[WHAT TO WORK ON] In the records that follow, count the lines where the string "this" appears, and give the count with nothing added.

>>>

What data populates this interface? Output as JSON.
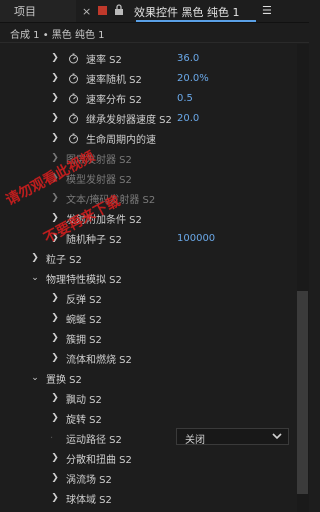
{
  "tabs": {
    "project_label": "项目",
    "active_title": "效果控件 黑色 纯色 1",
    "menu_glyph": "☰"
  },
  "comp_label": "合成 1 • 黑色 纯色 1",
  "rows": {
    "r1": {
      "label": "速率 S2",
      "value": "36.0"
    },
    "r2": {
      "label": "速率随机 S2",
      "value": "20.0%"
    },
    "r3": {
      "label": "速率分布 S2",
      "value": "0.5"
    },
    "r4": {
      "label": "继承发射器速度 S2",
      "value": "20.0"
    },
    "r5": {
      "label": "生命周期内的速"
    },
    "r6": {
      "label": "图层发射器 S2"
    },
    "r7": {
      "label": "模型发射器 S2"
    },
    "r8": {
      "label": "文本/掩码发射器 S2"
    },
    "r9": {
      "label": "发射附加条件 S2"
    },
    "r10": {
      "label": "随机种子 S2",
      "value": "100000"
    },
    "r11": {
      "label": "粒子 S2"
    },
    "r12": {
      "label": "物理特性模拟 S2"
    },
    "r13": {
      "label": "反弹 S2"
    },
    "r14": {
      "label": "蜿蜒 S2"
    },
    "r15": {
      "label": "簇拥 S2"
    },
    "r16": {
      "label": "流体和燃烧 S2"
    },
    "r17": {
      "label": "置换 S2"
    },
    "r18": {
      "label": "飘动 S2"
    },
    "r19": {
      "label": "旋转 S2"
    },
    "r20": {
      "label": "运动路径 S2",
      "value": "关闭"
    },
    "r21": {
      "label": "分散和扭曲 S2"
    },
    "r22": {
      "label": "涡流场 S2"
    },
    "r23": {
      "label": "球体域 S2"
    }
  },
  "watermark": {
    "line1": "请勿观看此视频",
    "line2": "不要再来下载"
  },
  "colors": {
    "value_blue": "#6aa8e8",
    "accent_red": "#c0392b",
    "watermark_red": "#d81e1e"
  }
}
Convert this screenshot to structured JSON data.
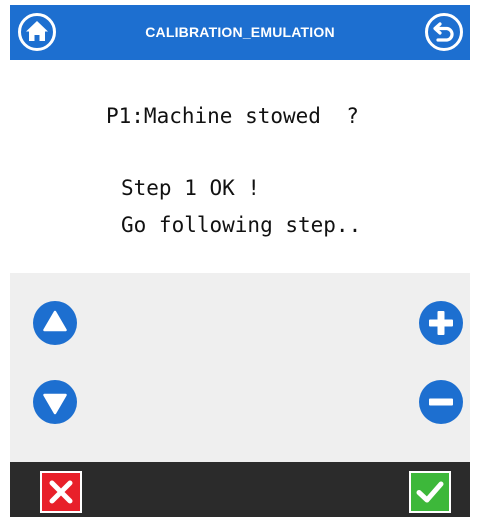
{
  "header": {
    "title": "CALIBRATION_EMULATION",
    "home_icon": "home-icon",
    "back_icon": "back-arrow-icon",
    "color": "#1d6fd0"
  },
  "message": {
    "question": "P1:Machine stowed  ?",
    "status_line1": "Step 1 OK !",
    "status_line2": "Go following step.."
  },
  "controls": {
    "up_icon": "arrow-up-icon",
    "down_icon": "arrow-down-icon",
    "plus_icon": "plus-icon",
    "minus_icon": "minus-icon",
    "color": "#1d6fd0"
  },
  "footer": {
    "cancel_icon": "cancel-x-icon",
    "confirm_icon": "confirm-check-icon",
    "cancel_color": "#e8202a",
    "confirm_color": "#3db83a"
  }
}
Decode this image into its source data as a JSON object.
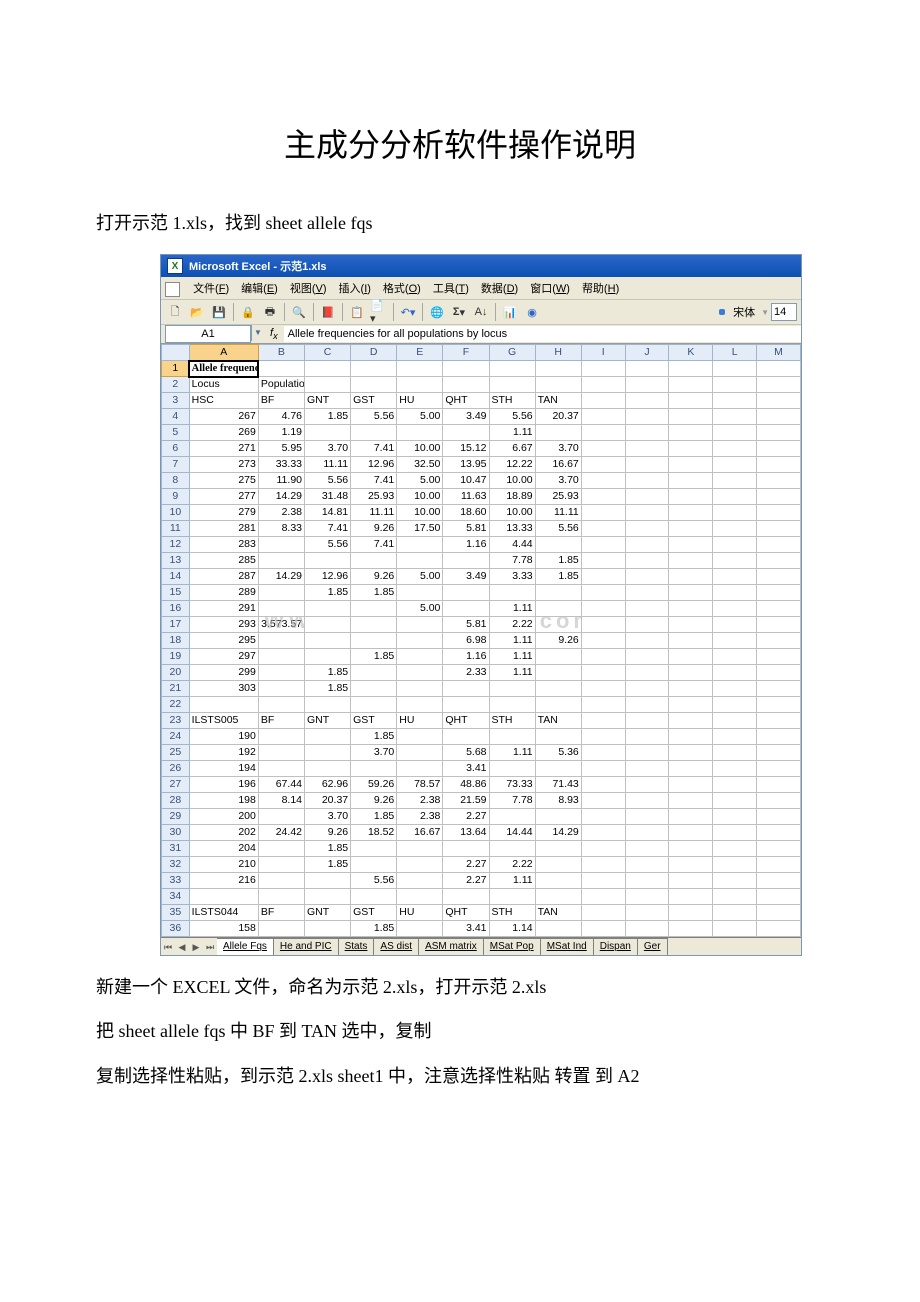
{
  "title": "主成分分析软件操作说明",
  "para1": "打开示范 1.xls，找到 sheet allele fqs",
  "para2": "新建一个 EXCEL 文件，命名为示范 2.xls，打开示范 2.xls",
  "para3": "把 sheet allele fqs 中 BF 到 TAN 选中，复制",
  "para4": "复制选择性粘贴，到示范 2.xls sheet1 中，注意选择性粘贴 转置 到 A2",
  "excel": {
    "app_title": "Microsoft Excel - 示范1.xls",
    "menus": [
      "文件(F)",
      "编辑(E)",
      "视图(V)",
      "插入(I)",
      "格式(O)",
      "工具(T)",
      "数据(D)",
      "窗口(W)",
      "帮助(H)"
    ],
    "font_name": "宋体",
    "font_size": "14",
    "name_box": "A1",
    "formula_text": "Allele frequencies for all populations by locus",
    "col_headers": [
      "A",
      "B",
      "C",
      "D",
      "E",
      "F",
      "G",
      "H",
      "I",
      "J",
      "K",
      "L",
      "M"
    ],
    "row1_text": "Allele frequencies for all populations by locus",
    "sheet_tabs": [
      "Allele Fqs",
      "He and PIC",
      "Stats",
      "AS dist",
      "ASM matrix",
      "MSat Pop",
      "MSat Ind",
      "Dispan",
      "Ger"
    ],
    "active_tab_index": 0,
    "rows": [
      {
        "n": 2,
        "cells": [
          "Locus",
          "Populations....",
          "",
          "",
          "",
          "",
          "",
          "",
          "",
          "",
          "",
          "",
          ""
        ]
      },
      {
        "n": 3,
        "cells": [
          "HSC",
          "BF",
          "GNT",
          "GST",
          "HU",
          "QHT",
          "STH",
          "TAN",
          "",
          "",
          "",
          "",
          ""
        ]
      },
      {
        "n": 4,
        "cells": [
          "267",
          "4.76",
          "1.85",
          "5.56",
          "5.00",
          "3.49",
          "5.56",
          "20.37",
          "",
          "",
          "",
          "",
          ""
        ]
      },
      {
        "n": 5,
        "cells": [
          "269",
          "1.19",
          "",
          "",
          "",
          "",
          "1.11",
          "",
          "",
          "",
          "",
          "",
          ""
        ]
      },
      {
        "n": 6,
        "cells": [
          "271",
          "5.95",
          "3.70",
          "7.41",
          "10.00",
          "15.12",
          "6.67",
          "3.70",
          "",
          "",
          "",
          "",
          ""
        ]
      },
      {
        "n": 7,
        "cells": [
          "273",
          "33.33",
          "11.11",
          "12.96",
          "32.50",
          "13.95",
          "12.22",
          "16.67",
          "",
          "",
          "",
          "",
          ""
        ]
      },
      {
        "n": 8,
        "cells": [
          "275",
          "11.90",
          "5.56",
          "7.41",
          "5.00",
          "10.47",
          "10.00",
          "3.70",
          "",
          "",
          "",
          "",
          ""
        ]
      },
      {
        "n": 9,
        "cells": [
          "277",
          "14.29",
          "31.48",
          "25.93",
          "10.00",
          "11.63",
          "18.89",
          "25.93",
          "",
          "",
          "",
          "",
          ""
        ]
      },
      {
        "n": 10,
        "cells": [
          "279",
          "2.38",
          "14.81",
          "11.11",
          "10.00",
          "18.60",
          "10.00",
          "11.11",
          "",
          "",
          "",
          "",
          ""
        ]
      },
      {
        "n": 11,
        "cells": [
          "281",
          "8.33",
          "7.41",
          "9.26",
          "17.50",
          "5.81",
          "13.33",
          "5.56",
          "",
          "",
          "",
          "",
          ""
        ]
      },
      {
        "n": 12,
        "cells": [
          "283",
          "",
          "5.56",
          "7.41",
          "",
          "1.16",
          "4.44",
          "",
          "",
          "",
          "",
          "",
          ""
        ]
      },
      {
        "n": 13,
        "cells": [
          "285",
          "",
          "",
          "",
          "",
          "",
          "7.78",
          "1.85",
          "",
          "",
          "",
          "",
          ""
        ]
      },
      {
        "n": 14,
        "cells": [
          "287",
          "14.29",
          "12.96",
          "9.26",
          "5.00",
          "3.49",
          "3.33",
          "1.85",
          "",
          "",
          "",
          "",
          ""
        ]
      },
      {
        "n": 15,
        "cells": [
          "289",
          "",
          "1.85",
          "1.85",
          "",
          "",
          "",
          "",
          "",
          "",
          "",
          "",
          ""
        ]
      },
      {
        "n": 16,
        "cells": [
          "291",
          "",
          "",
          "",
          "5.00",
          "",
          "1.11",
          "",
          "",
          "",
          "",
          "",
          ""
        ]
      },
      {
        "n": 17,
        "cells": [
          "293",
          "3.57",
          "",
          "",
          "",
          "5.81",
          "2.22",
          "",
          "",
          "",
          "",
          "",
          ""
        ]
      },
      {
        "n": 18,
        "cells": [
          "295",
          "",
          "",
          "",
          "",
          "6.98",
          "1.11",
          "9.26",
          "",
          "",
          "",
          "",
          ""
        ]
      },
      {
        "n": 19,
        "cells": [
          "297",
          "",
          "",
          "1.85",
          "",
          "1.16",
          "1.11",
          "",
          "",
          "",
          "",
          "",
          ""
        ]
      },
      {
        "n": 20,
        "cells": [
          "299",
          "",
          "1.85",
          "",
          "",
          "2.33",
          "1.11",
          "",
          "",
          "",
          "",
          "",
          ""
        ]
      },
      {
        "n": 21,
        "cells": [
          "303",
          "",
          "1.85",
          "",
          "",
          "",
          "",
          "",
          "",
          "",
          "",
          "",
          ""
        ]
      },
      {
        "n": 22,
        "cells": [
          "",
          "",
          "",
          "",
          "",
          "",
          "",
          "",
          "",
          "",
          "",
          "",
          ""
        ]
      },
      {
        "n": 23,
        "cells": [
          "ILSTS005",
          "BF",
          "GNT",
          "GST",
          "HU",
          "QHT",
          "STH",
          "TAN",
          "",
          "",
          "",
          "",
          ""
        ]
      },
      {
        "n": 24,
        "cells": [
          "190",
          "",
          "",
          "1.85",
          "",
          "",
          "",
          "",
          "",
          "",
          "",
          "",
          ""
        ]
      },
      {
        "n": 25,
        "cells": [
          "192",
          "",
          "",
          "3.70",
          "",
          "5.68",
          "1.11",
          "5.36",
          "",
          "",
          "",
          "",
          ""
        ]
      },
      {
        "n": 26,
        "cells": [
          "194",
          "",
          "",
          "",
          "",
          "3.41",
          "",
          "",
          "",
          "",
          "",
          "",
          ""
        ]
      },
      {
        "n": 27,
        "cells": [
          "196",
          "67.44",
          "62.96",
          "59.26",
          "78.57",
          "48.86",
          "73.33",
          "71.43",
          "",
          "",
          "",
          "",
          ""
        ]
      },
      {
        "n": 28,
        "cells": [
          "198",
          "8.14",
          "20.37",
          "9.26",
          "2.38",
          "21.59",
          "7.78",
          "8.93",
          "",
          "",
          "",
          "",
          ""
        ]
      },
      {
        "n": 29,
        "cells": [
          "200",
          "",
          "3.70",
          "1.85",
          "2.38",
          "2.27",
          "",
          "",
          "",
          "",
          "",
          "",
          ""
        ]
      },
      {
        "n": 30,
        "cells": [
          "202",
          "24.42",
          "9.26",
          "18.52",
          "16.67",
          "13.64",
          "14.44",
          "14.29",
          "",
          "",
          "",
          "",
          ""
        ]
      },
      {
        "n": 31,
        "cells": [
          "204",
          "",
          "1.85",
          "",
          "",
          "",
          "",
          "",
          "",
          "",
          "",
          "",
          ""
        ]
      },
      {
        "n": 32,
        "cells": [
          "210",
          "",
          "1.85",
          "",
          "",
          "2.27",
          "2.22",
          "",
          "",
          "",
          "",
          "",
          ""
        ]
      },
      {
        "n": 33,
        "cells": [
          "216",
          "",
          "",
          "5.56",
          "",
          "2.27",
          "1.11",
          "",
          "",
          "",
          "",
          "",
          ""
        ]
      },
      {
        "n": 34,
        "cells": [
          "",
          "",
          "",
          "",
          "",
          "",
          "",
          "",
          "",
          "",
          "",
          "",
          ""
        ]
      },
      {
        "n": 35,
        "cells": [
          "ILSTS044",
          "BF",
          "GNT",
          "GST",
          "HU",
          "QHT",
          "STH",
          "TAN",
          "",
          "",
          "",
          "",
          ""
        ]
      },
      {
        "n": 36,
        "cells": [
          "158",
          "",
          "",
          "1.85",
          "",
          "3.41",
          "1.14",
          "",
          "",
          "",
          "",
          "",
          ""
        ]
      }
    ],
    "watermark_left": "WWW",
    "watermark_right": ".com"
  }
}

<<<

[RESPONSE AREA] 3